My question for the policymakers is simple: why did you allow this "truth by omission" to be showcased as THE ONLY viable metric regarding a plug-in hybrid car consumption value? I don't want to get into conspiracy theories, but I find this a good case for prosecutors to investigate carmakers' lobbies and political corruption.

Meanwhile, the report findings show that the average real-world consumption is close to 6 l/100km, which is 3.5 more than the WLTP official and misleading value. Consequently, the theoretical average WLTP CO2 emission level of 39.6 g/km actually translates into almost 140 g/km in real-world driving. Again, 3.5-fold more.

What's more striking is the opposite image compared to ICE cars: while diesel cars tend to have a slightly lower gap than gasoline cars (18.1% versus 23.7%), diesel plug-in hybrids have a much higher gap than petrol plug-in hybrids (318% versus 251%). It's simple engineering: the diesel engine is much more inefficient in frequent start-stop usage than the gasoline engine.

Would a denser charging network make plug-in hybrids more friendly?

The real question is if customers buying plug-in hybrids would bother using the charging stations. Frankly, I doubt it. The very essence of a plug-in hybrid is to make you more comfortable: you get rid of the annoying range anxiety the EVs are blamed for, and at the same time, you feel much less guilty for the pollution a conventional car is responsible for.

The marketing emphasizes that a plug-in hybrid combines the best of the two worlds: you can drive zero-emission because it's an EV; you can travel long journeys without the hassle of charging and losing time because it's an ICEV; at the same time, it's more economical than an ICEV because it's a hybrid.

Stop calling the plug\-in hybrids "electric vehicles\." They're not such a thing, even if you're trying to use them solely in EV mode
Photo: Toyota
The only thing for this "too-good-to-be-true" scenario to work is for you to be a responsible person and use the car mostly as an EV. Because of the much lower capacity of a plug-in hybrid's battery, the range you get in the EV mode is much lower than a similar-priced EV. Consequently, you need to charge the plug-in hybrid more often.

But, hey, why bother?
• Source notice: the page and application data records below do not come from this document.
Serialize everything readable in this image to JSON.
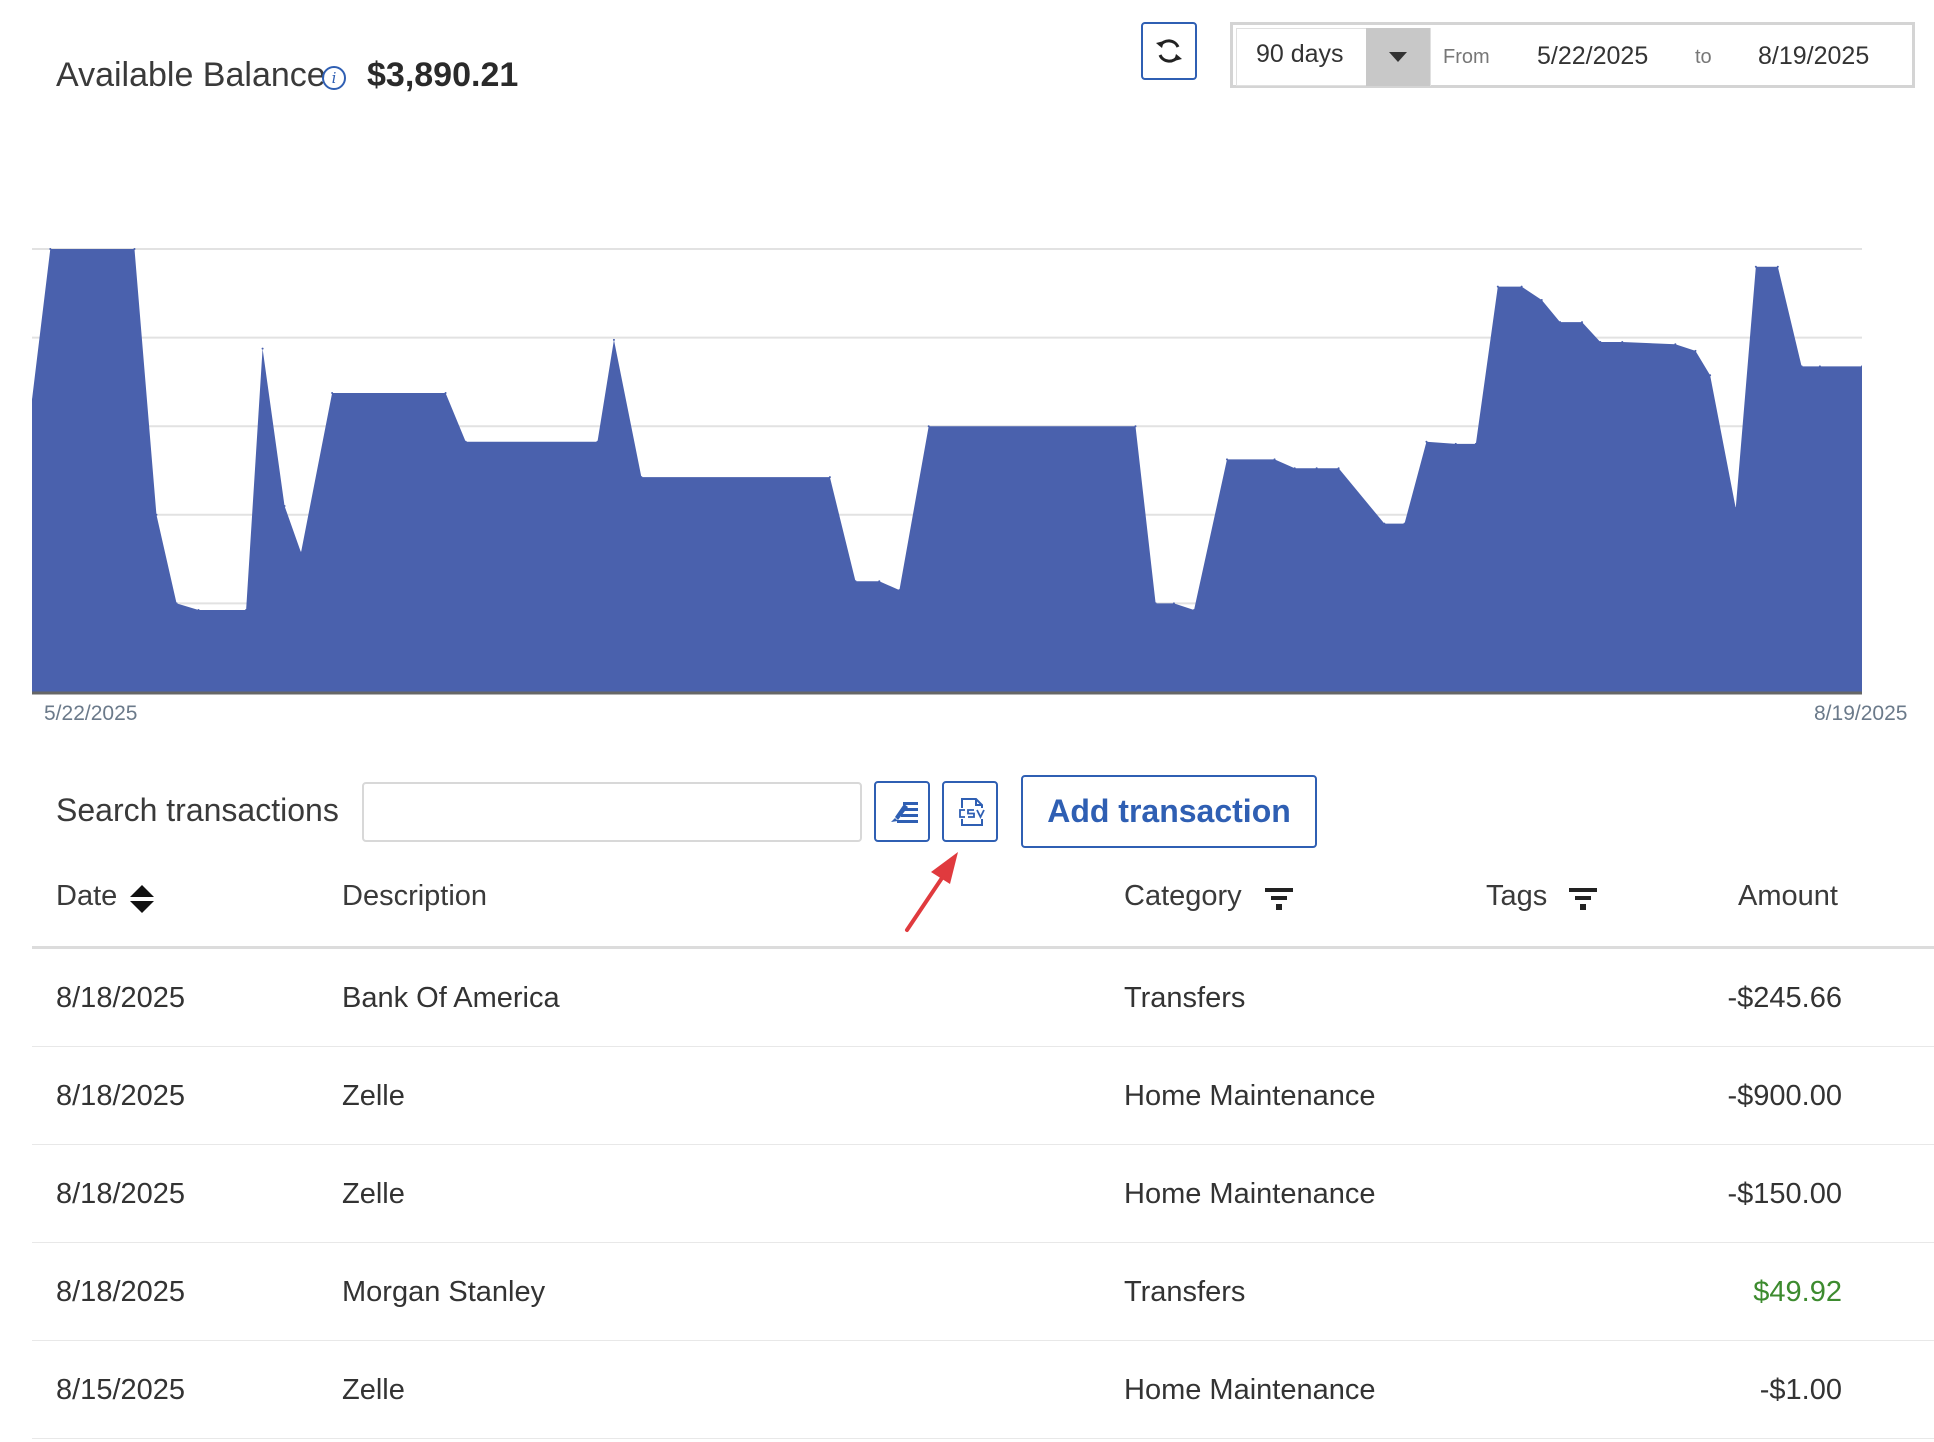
{
  "header": {
    "balance_label": "Available Balance",
    "info_icon": "i",
    "balance_value": "$3,890.21"
  },
  "controls": {
    "refresh_icon": "refresh-icon",
    "range_label": "90 days",
    "from_label": "From",
    "from_date": "5/22/2025",
    "to_label": "to",
    "to_date": "8/19/2025"
  },
  "chart_data": {
    "type": "area",
    "x_start_label": "5/22/2025",
    "x_end_label": "8/19/2025",
    "grid": true,
    "ylim": [
      0,
      100
    ],
    "color": "#4a61ad",
    "x": [
      0,
      1,
      5.6,
      6.8,
      7.9,
      9.1,
      11.7,
      12.6,
      13.8,
      14.7,
      16.4,
      22.6,
      23.7,
      30.9,
      31.8,
      33.3,
      43.6,
      45.0,
      46.3,
      47.4,
      49.0,
      60.3,
      61.4,
      62.4,
      63.5,
      65.3,
      67.9,
      69.0,
      70.2,
      71.4,
      73.9,
      75.0,
      76.2,
      77.8,
      78.9,
      80.1,
      81.4,
      82.5,
      83.5,
      84.7,
      85.7,
      86.9,
      89.8,
      90.9,
      91.7,
      93.1,
      94.2,
      95.4,
      96.7,
      97.7,
      100
    ],
    "values": [
      66,
      100,
      100,
      40,
      20,
      18.5,
      18.5,
      77.5,
      42,
      31.5,
      67.5,
      67.5,
      56.5,
      56.5,
      79.5,
      48.5,
      48.5,
      25,
      25,
      23,
      60,
      60,
      20,
      20,
      18.5,
      52.5,
      52.5,
      50.5,
      50.5,
      50.5,
      38,
      38,
      56.5,
      56,
      56,
      91.5,
      91.5,
      88.5,
      83.5,
      83.5,
      79,
      79,
      78.5,
      77,
      71.5,
      41.5,
      96,
      96,
      73.5,
      73.5,
      73.5
    ]
  },
  "toolbar": {
    "search_label": "Search transactions",
    "search_value": "",
    "add_button": "Add transaction"
  },
  "table": {
    "headers": {
      "date": "Date",
      "description": "Description",
      "category": "Category",
      "tags": "Tags",
      "amount": "Amount"
    },
    "rows": [
      {
        "date": "8/18/2025",
        "description": "Bank Of America",
        "category": "Transfers",
        "amount": "-$245.66"
      },
      {
        "date": "8/18/2025",
        "description": "Zelle",
        "category": "Home Maintenance",
        "amount": "-$900.00"
      },
      {
        "date": "8/18/2025",
        "description": "Zelle",
        "category": "Home Maintenance",
        "amount": "-$150.00"
      },
      {
        "date": "8/18/2025",
        "description": "Morgan Stanley",
        "category": "Transfers",
        "amount": "$49.92"
      },
      {
        "date": "8/15/2025",
        "description": "Zelle",
        "category": "Home Maintenance",
        "amount": "-$1.00"
      }
    ]
  },
  "colors": {
    "accent": "#2f5fb3",
    "chart_fill": "#4a61ad",
    "positive": "#3d8b2f",
    "annotation": "#e03a3e"
  }
}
After all, you can rely on the ol’ good internal combustion engine when the battery is depleted. The report simply underlines what many others, including me, have warned throughout the years: plug-in hybrid cars customers don't feel compelled to charge the battery.

Add to this Toyota's moronic ads according to whom a hybrid is a self-charging electric vehicle (as if the ICE doesn't exist whatsoever!), as well as the high price tag aiming at a certain medium- and high-income public (which usually doesn't care too much about pollution), and the picture is strikingly clear: a car that is much more used as a hybrid than an EV.

We should acknowledge that plug-in hybrids are more like a fraud than a solution

The findings in this first report should put an end to the subsidies that plug-in hybrid cars are undeservedly eligible for. At the same time, these powertrains should be subjected to a higher level of taxation. Partly because they simply waste batteries that could be used for honest EVs – pardon me for being so biased…

I'm eager to see the next reports, which will most likely use a wider range of data from a higher number of cars. They should be the definitive answer to the subversive question, "Do we really have to phase out internal combustion engines?" which only postpones the inevitable.

Oh, and please do me a favor: stop calling the plug-in hybrids "electric vehicles." They're not such a thing, even if you're trying to use them solely in EV mode. I guarantee that, sooner or later, you'll get tired, and you'll use them simply as hybrids. Because this is what they are: expensive hybrids falsely pretending to do an EV's job.
If you liked the article, please follow us:  Google News icon Google News Youtube Instagram
About the author: Oraan Marc
Oraan Marc profile photo

After graduating college with an automotive degree, Oraan went for a journalism career. 15 years went by and another switch turned him from a petrolhead into an electrohead, so watch his profile for insight into green tech, EVs of all kinds and alternative propulsion systems.
Full profile


Would you like AUTOEVOLUTION to send you notifications?

You will only receive our top stories